There’s no use fighting it. Not even the traditional calendar has a chance. The 2017 Thoroughbred racing season, as far as championships go, lasted 10 months and a few days, effectively ending the moment Win the Space trundled home last in the Breeders’ Cup Classic at Del Mar on Nov. 4.
That’s the way John Gaines wanted it when he invented the Breeders’ Cup, and that’s the way it’s been these last 34 years, with only a handful of exceptions to prove that rules are hard to rattle.
And yet, in the time-honored spirit of whistling past a strip mall, there will be nine more Grade 1 races run this year, with little impact beyond the parimutuel results and the personal records of those involved.
Seven of the nine are run in Southern California, a blissful weather ghetto immune to the forces of nature. Okay, it could rain, and the breeze off the Pacific during Thanksgiving weekend can turn Del Mar into wind tunnel. But Del Mar didn’t ask for the Matriarch and the Hollywood Derby. The historic events were dumped at the seaside when Hollywood Park folded.
Likewise Los Alamitos is an odd place to run Grade 1 races like the CashCall sponsored Futurity and the Starlet in early December. Then again, with recent winners like Mastery, Mor Spirit, Dortmund, Abel Tasman, and Take Charge Brandi, they could probably run the races down Main Street in Seal Beach and retain Grade 1 status.
This column has wished out loud — though apparently not loud enough — that both the La Brea and the Malibu be offered the first week of January at Santa Anita rather than the last week of a meaningless December, as far as championship credentials go. As for the American Oaks, to be run on Dec. 30 at Santa Anita, it has become nothing more than a classy afterthought.
Horses like Precisionist, Ferdinand, Southern Image, and Shared Belief would have had their 4-year-old records suitably embellished had their Malibus been run a few days later. And despite finishing a troubled third in the Breeders’ Cup Sprint at Del Mar, Mind Your Biscuits would have been in the thick of this year’s Eclipse Award conversation if his Malibu score — on Dec. 26, 2016 — had been counted in 2017 alongside his wins in the Grade 1 Golden Shaheen and the Grade 2 Belmont Sprint Championship.

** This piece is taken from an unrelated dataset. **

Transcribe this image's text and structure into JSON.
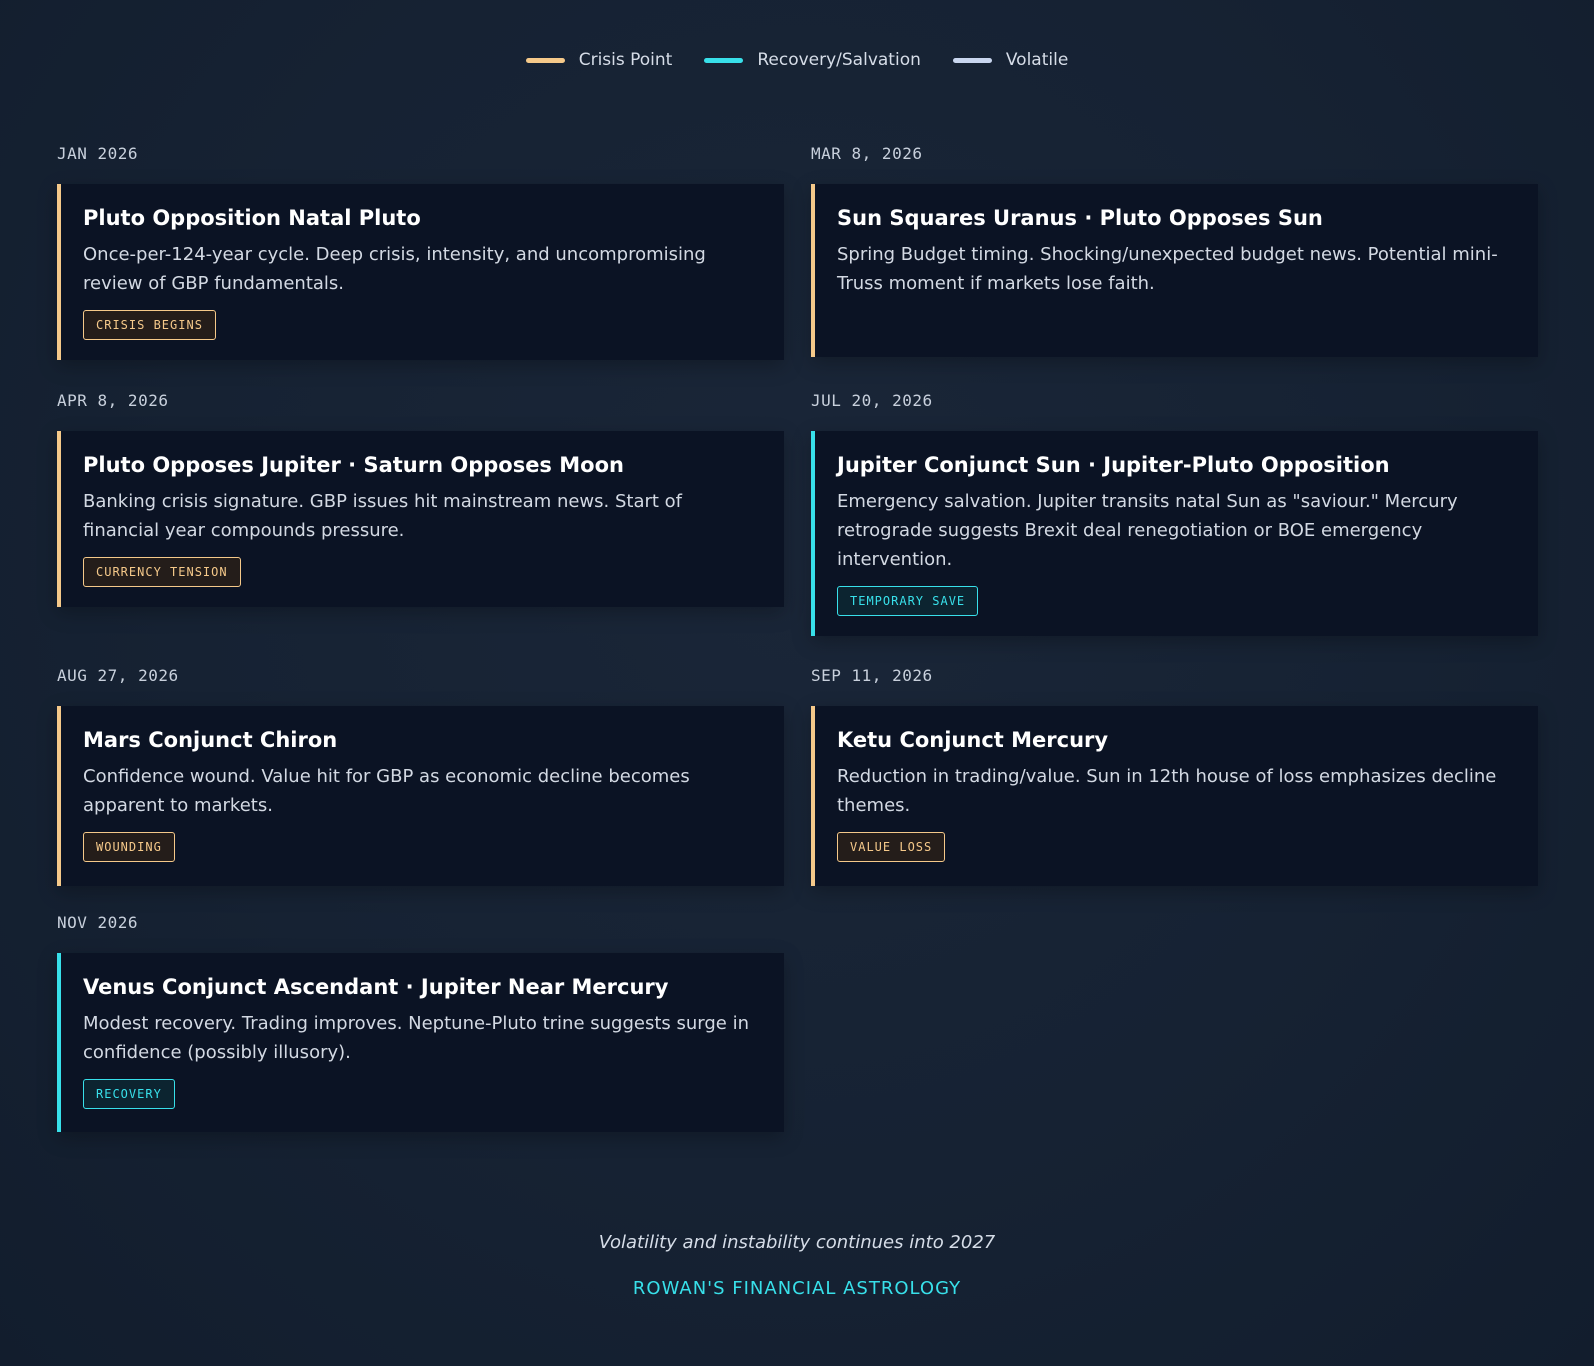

Anyway, it won’t matter who wins the La Brea or the Malibu. Abel Tasman and West Coast have the 3-year-old titles nailed down, and there will be no impact on a sprint division led by Paulassilverlining and Roy H. Let some filly run off the screen in the Matriarch or the American Oaks. Lady Eli still gets her long-deserved crown as female turf champ.
The Cigar Mile has a few champions dotting its three decades of history, but none of them — including Cigar — won the race and an Eclipse in the same year. As for the Clark, though meaningless in terms of 2017, its result bears watching. Recent winners include Saint Liam, Blame, Wise Dan, and Gun Runner, all champions the following year.
Assuming, of course, Gun Runner is voted Horse of the Year and champion older male. It should be unanimous, but I guarantee there will be a stubborn cadre of holdouts — like stranded Japanese soldiers who didn’t get the word — determined to vote for Arrogate based on his dramatic win over Gun Runner in the Dubai World Cup. Or his 2016 Travers. Or his bankroll.
Or maybe on his Longines World’s Best Racehorse Rankings, which finds Arrogate still on top of the Australian juggernaut Winx (22 straight wins) and the John Gosden duo of Wonder Woman (Enable) and Flash (Cracksman). Gun Runner is up there, too, five pounds below Arrogate, after beating Arrogate by five lengths in the Breeders’ Cup Classic at level weights.
But that does not matter to the Longines formula, which basically holds that the best thing you’ve ever done is how you will be judged the rest of your life, unless, I suppose, charges are filed. If I could be remembered only for those three home runs I hit against the Pirates in Little League that magical weekend, I’d die happy.
Arrogate’s ranking is derived from his Dubai World Cup — a fine night, no argument — despite his fall from grace in three subsequent starts.
“The fact that Arrogate has flopped every time he’s run since Dubai is neither here nor there, since the ratings do not fluctuate like handicap marks,” wrote Tom Kerr in The Racing Post. “Arrogate could have finished last in a claimer and been retired to pull tourists round New York’s Central Park and he’d still have topped the list.
“As such, the ‘World’s Best Racehorse’ is a misnomer,” Kerr concluded. “The rankings would more accurately be designated ‘World’s Best Racehorse Performance [Of The Year]’ — or WBRPOTY, for short.”
The Longines people will have one more bite of the Arrogate apple come January when the final rankings are announced. But since none of the horses within 10 pounds of Arrogate’s 134 will be running between now and then, look for his people to gather for their second straight Longines bauble in London, which he won last year in the face of California Chrome’s Horse of the Year title.
Then, come 2022, both California Chrome and Arrogate will be up for the Hall of Fame. Time will tell.